According to the Köppen climate classification system, Stone Harbor, New Jersey has a humid subtropical climate (Cfa) with hot, moderately humid summers, cool winters and year-around precipitation. Cfa climates are characterized by all months having an average mean temperature > 32.0 °F (> 0.0 °C), at least four months with an average mean temperature >= 50.0 °F (>= 10.0 °C), at least one month with an average mean temperature >= 71.6 °F (>= 22.0 °C) and no significant precipitation difference between seasons.

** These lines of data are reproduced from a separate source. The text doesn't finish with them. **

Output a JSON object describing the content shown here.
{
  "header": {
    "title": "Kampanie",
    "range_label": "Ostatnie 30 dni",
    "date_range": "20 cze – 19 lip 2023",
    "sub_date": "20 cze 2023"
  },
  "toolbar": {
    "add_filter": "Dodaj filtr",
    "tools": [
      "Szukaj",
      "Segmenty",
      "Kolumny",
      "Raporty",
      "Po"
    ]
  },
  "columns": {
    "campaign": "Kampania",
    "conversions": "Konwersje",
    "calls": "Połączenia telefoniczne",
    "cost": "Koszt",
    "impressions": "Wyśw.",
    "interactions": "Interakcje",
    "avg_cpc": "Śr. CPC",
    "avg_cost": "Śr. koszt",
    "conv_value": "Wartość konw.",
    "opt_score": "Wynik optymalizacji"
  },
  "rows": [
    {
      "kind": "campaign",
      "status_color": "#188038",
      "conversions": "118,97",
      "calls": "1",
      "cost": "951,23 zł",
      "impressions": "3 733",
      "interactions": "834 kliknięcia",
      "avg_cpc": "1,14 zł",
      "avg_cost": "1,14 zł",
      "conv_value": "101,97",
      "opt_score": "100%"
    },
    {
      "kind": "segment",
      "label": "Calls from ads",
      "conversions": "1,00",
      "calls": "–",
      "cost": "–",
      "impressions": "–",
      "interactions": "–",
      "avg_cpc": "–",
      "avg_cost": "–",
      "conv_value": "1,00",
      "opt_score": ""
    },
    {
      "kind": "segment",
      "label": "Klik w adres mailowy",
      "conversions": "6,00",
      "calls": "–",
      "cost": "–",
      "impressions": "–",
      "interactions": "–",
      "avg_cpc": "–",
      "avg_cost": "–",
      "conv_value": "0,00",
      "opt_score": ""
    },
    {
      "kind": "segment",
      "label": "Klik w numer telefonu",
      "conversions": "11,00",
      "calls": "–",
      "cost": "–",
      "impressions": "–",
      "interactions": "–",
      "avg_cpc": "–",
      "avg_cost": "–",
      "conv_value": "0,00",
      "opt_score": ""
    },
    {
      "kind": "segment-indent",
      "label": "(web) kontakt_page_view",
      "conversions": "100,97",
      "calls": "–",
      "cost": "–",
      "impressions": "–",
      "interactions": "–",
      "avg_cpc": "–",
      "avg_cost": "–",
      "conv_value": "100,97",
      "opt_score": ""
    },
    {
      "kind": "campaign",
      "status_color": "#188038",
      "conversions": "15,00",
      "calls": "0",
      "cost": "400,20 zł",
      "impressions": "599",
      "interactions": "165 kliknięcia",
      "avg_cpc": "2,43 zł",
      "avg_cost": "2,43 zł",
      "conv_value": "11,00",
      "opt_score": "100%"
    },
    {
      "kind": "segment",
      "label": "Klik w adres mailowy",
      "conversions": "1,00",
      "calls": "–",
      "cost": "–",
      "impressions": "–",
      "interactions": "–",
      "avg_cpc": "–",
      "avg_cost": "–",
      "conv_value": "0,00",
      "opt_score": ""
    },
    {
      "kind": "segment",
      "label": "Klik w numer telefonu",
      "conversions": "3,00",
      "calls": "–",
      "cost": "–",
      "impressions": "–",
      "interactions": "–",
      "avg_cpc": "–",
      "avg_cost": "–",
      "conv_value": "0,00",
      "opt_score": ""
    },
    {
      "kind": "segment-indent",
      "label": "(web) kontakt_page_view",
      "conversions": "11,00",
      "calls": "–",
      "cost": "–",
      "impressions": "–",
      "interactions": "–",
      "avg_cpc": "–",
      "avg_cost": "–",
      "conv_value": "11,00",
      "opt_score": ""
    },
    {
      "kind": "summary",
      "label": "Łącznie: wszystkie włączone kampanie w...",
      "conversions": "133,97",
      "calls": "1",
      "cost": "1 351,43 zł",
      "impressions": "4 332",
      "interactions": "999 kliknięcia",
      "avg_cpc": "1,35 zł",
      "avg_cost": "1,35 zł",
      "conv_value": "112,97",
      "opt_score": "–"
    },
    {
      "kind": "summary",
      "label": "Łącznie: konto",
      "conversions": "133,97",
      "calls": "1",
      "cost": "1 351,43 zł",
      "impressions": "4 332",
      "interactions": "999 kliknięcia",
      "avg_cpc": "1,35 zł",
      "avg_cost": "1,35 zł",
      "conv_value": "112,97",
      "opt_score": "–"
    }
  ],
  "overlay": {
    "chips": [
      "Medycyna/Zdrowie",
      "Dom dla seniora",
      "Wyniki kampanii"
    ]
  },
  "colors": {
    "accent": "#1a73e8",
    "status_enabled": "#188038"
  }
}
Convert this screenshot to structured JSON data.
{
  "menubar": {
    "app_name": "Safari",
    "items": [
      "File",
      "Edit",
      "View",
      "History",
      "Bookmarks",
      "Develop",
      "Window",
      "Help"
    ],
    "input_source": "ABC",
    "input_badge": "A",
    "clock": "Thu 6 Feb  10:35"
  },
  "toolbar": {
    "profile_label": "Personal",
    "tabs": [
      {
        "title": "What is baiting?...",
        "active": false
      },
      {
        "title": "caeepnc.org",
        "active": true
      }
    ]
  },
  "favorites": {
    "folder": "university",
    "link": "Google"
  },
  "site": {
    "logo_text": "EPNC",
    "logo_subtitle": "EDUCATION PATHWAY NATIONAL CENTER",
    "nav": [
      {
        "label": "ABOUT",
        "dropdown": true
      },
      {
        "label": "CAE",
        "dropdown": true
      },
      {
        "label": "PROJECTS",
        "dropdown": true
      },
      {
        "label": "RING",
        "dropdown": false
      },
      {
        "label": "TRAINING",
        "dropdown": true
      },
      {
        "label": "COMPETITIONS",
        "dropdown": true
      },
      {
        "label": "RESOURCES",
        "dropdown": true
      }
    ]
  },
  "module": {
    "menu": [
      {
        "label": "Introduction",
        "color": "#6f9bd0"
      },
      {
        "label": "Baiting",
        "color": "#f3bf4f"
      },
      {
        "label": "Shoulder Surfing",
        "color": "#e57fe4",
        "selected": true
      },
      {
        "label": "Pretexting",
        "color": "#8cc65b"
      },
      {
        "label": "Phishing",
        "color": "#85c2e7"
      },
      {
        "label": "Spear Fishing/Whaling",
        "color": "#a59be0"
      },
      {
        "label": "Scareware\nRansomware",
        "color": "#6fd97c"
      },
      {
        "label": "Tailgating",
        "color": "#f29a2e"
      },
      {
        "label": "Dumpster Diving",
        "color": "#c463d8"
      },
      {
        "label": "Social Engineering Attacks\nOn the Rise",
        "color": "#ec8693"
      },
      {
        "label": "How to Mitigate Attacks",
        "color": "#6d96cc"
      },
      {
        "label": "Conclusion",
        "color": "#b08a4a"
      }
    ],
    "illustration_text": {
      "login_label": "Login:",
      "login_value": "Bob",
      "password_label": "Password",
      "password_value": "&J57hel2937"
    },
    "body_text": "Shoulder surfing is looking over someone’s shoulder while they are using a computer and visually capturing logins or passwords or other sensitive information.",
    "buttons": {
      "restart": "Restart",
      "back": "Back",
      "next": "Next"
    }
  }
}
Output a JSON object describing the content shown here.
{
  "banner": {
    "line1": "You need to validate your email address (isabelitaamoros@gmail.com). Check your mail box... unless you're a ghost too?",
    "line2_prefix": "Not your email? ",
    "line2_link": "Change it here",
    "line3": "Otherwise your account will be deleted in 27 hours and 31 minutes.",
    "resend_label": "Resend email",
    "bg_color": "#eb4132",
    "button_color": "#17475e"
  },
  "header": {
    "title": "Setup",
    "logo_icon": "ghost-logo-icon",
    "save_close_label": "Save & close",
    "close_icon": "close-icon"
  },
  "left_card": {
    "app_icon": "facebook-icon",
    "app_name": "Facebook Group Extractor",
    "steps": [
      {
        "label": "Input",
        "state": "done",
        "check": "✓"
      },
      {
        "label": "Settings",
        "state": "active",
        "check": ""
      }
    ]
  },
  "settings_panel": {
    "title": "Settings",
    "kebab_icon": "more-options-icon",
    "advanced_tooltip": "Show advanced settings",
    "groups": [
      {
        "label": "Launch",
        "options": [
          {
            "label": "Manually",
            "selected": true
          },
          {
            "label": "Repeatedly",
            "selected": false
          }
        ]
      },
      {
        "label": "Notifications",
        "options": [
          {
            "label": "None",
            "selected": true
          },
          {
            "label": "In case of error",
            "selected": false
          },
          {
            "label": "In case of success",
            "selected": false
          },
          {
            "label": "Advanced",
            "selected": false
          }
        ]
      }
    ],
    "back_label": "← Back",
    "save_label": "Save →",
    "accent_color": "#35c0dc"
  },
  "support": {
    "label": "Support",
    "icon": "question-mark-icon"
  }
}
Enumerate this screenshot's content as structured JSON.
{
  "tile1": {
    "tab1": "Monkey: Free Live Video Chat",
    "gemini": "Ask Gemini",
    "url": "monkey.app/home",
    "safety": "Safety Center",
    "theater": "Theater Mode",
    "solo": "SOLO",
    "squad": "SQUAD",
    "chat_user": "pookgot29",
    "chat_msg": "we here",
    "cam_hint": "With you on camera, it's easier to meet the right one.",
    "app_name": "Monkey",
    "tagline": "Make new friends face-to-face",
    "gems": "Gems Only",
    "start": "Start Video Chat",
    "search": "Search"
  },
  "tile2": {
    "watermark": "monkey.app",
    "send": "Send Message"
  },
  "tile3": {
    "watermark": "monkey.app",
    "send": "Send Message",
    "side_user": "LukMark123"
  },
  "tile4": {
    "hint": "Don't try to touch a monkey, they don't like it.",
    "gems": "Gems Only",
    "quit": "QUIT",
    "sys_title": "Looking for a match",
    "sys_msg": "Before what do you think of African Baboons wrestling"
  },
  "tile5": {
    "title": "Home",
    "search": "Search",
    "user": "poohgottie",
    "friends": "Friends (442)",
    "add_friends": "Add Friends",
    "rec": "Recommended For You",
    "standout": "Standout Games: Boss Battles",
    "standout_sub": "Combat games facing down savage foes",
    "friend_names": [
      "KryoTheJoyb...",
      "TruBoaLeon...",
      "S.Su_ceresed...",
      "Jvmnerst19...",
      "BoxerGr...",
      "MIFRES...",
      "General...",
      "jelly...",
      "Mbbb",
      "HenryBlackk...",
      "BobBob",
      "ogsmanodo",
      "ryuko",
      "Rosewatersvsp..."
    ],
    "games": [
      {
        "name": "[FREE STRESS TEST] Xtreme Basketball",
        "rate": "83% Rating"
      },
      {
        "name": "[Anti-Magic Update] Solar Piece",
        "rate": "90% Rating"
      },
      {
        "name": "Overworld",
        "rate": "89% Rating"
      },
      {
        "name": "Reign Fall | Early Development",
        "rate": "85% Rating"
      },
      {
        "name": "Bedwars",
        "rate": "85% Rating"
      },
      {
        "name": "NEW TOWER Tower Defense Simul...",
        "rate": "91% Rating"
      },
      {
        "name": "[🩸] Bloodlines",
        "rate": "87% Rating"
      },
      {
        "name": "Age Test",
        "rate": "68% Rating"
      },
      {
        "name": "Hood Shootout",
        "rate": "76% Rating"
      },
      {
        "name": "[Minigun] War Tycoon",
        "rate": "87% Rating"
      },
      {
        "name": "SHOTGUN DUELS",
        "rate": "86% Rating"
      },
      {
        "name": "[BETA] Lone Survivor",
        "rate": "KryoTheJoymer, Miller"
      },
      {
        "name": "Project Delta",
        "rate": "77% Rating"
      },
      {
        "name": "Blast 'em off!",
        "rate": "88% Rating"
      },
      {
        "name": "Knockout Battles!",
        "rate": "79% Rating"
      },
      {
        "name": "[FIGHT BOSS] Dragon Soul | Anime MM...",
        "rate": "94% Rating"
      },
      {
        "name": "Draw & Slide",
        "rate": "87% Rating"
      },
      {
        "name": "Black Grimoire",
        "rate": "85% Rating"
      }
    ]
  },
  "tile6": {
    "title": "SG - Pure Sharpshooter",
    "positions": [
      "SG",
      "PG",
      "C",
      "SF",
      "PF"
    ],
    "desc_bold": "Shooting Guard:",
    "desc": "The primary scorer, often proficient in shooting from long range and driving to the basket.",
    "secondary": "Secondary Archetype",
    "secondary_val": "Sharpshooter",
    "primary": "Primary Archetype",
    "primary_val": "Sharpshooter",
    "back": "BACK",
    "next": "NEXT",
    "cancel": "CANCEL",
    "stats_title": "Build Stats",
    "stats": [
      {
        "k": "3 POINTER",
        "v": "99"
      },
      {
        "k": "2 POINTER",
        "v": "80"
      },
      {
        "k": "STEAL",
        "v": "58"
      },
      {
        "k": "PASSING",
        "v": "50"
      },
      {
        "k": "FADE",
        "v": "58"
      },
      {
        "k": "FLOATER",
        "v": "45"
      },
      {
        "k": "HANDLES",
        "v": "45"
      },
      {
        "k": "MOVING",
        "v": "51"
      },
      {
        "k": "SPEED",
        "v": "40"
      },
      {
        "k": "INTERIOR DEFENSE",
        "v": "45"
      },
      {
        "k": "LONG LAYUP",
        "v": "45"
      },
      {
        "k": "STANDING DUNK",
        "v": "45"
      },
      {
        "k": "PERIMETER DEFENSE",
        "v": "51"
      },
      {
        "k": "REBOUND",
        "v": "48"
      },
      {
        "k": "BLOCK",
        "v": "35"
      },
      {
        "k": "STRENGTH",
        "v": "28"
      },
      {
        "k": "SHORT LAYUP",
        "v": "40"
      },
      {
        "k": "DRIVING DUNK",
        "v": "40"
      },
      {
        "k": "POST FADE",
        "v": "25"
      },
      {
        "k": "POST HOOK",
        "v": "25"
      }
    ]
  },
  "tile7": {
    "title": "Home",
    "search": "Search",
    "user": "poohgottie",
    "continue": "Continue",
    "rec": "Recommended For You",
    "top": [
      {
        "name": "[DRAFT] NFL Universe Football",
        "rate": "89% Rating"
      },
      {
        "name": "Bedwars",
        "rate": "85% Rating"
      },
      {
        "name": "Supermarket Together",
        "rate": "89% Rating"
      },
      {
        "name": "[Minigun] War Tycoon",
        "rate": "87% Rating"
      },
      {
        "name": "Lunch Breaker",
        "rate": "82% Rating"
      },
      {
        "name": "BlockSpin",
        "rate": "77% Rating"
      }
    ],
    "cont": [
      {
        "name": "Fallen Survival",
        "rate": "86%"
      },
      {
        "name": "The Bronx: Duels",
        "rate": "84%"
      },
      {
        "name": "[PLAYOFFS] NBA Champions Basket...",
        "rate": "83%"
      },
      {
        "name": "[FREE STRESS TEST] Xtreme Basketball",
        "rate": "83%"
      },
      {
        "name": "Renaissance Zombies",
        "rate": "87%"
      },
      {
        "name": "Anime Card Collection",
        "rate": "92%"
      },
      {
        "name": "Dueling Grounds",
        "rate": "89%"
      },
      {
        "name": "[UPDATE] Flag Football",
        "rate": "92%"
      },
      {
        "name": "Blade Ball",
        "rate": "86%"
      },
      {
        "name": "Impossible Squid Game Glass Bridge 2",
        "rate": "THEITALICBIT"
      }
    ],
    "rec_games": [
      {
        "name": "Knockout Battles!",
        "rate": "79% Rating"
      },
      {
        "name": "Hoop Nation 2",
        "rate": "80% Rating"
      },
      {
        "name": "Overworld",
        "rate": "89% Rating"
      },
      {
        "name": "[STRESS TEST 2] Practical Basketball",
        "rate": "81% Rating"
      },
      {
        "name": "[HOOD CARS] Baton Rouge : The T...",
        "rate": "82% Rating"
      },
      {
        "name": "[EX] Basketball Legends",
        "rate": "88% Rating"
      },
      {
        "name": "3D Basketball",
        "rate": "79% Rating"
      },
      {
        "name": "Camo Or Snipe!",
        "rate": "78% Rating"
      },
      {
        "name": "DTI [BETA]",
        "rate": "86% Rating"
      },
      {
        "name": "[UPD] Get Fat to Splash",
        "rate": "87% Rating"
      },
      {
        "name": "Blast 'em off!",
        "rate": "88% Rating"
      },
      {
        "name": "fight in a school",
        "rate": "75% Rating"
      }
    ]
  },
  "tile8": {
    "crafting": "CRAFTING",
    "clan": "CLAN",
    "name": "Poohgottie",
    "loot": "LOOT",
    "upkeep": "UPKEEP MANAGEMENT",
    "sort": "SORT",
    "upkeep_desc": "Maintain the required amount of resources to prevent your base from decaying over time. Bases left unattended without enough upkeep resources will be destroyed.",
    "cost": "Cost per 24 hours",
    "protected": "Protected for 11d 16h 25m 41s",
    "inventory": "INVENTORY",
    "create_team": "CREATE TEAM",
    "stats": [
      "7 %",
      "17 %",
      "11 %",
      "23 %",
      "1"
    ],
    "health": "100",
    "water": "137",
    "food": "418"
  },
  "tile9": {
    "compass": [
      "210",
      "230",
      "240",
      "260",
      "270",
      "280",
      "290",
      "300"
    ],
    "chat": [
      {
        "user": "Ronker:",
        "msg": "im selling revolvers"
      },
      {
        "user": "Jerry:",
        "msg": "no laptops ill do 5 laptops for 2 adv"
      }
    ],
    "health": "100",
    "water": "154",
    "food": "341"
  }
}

During the summer months in Stone Harbor, a cooling afternoon sea breeze is present on most days, but episodes of extreme heat and humidity can occur with heat index values >= 95 °F (>= 35 °C). During the winter months, episodes of extreme cold and wind can occur with wind chill values < 0 °F (< -18 °C). The plant hardiness zone at Stone Harbor Beach is 7b with an average annual extreme minimum air temperature of 6.0 °F (-14.4 °C). The average seasonal (Nov-Apr) snowfall total is between 12 and 18 inches (31 and 46 cm), and the average snowiest month is February which corresponds with the annual peak in nor'easter activity.
|Climate data for Stone Harbor Beach, NJ (1981-2010 Averages)|
|Average high °F (°C)||42.2
|Daily mean °F (°C)||34.6
|Average low °F (°C)||27.0
|Average precipitation inches (mm)||3.36
|Average relative humidity (%)||66.3||65.1||63.1||61.6||66.1||70.9||70.0||73.3||70.4||69.3||67.9||66.8||67.6|
|Average dew point °F (°C)||24.5
|Climate data for North Cape May, NJ Ocean Water Temperature (12 SW Stone Harbor)|
|Daily mean °F (°C)||37
According to the A. W. Kuchler U.S. potential natural vegetation types, Stone Harbor, New Jersey would have a dominant vegetation type of northern cordgrass (73) with a dominant vegetation form of coastal prairie (20).
People who were born in, residents of, or otherwise closely associated with Stone Harbor include: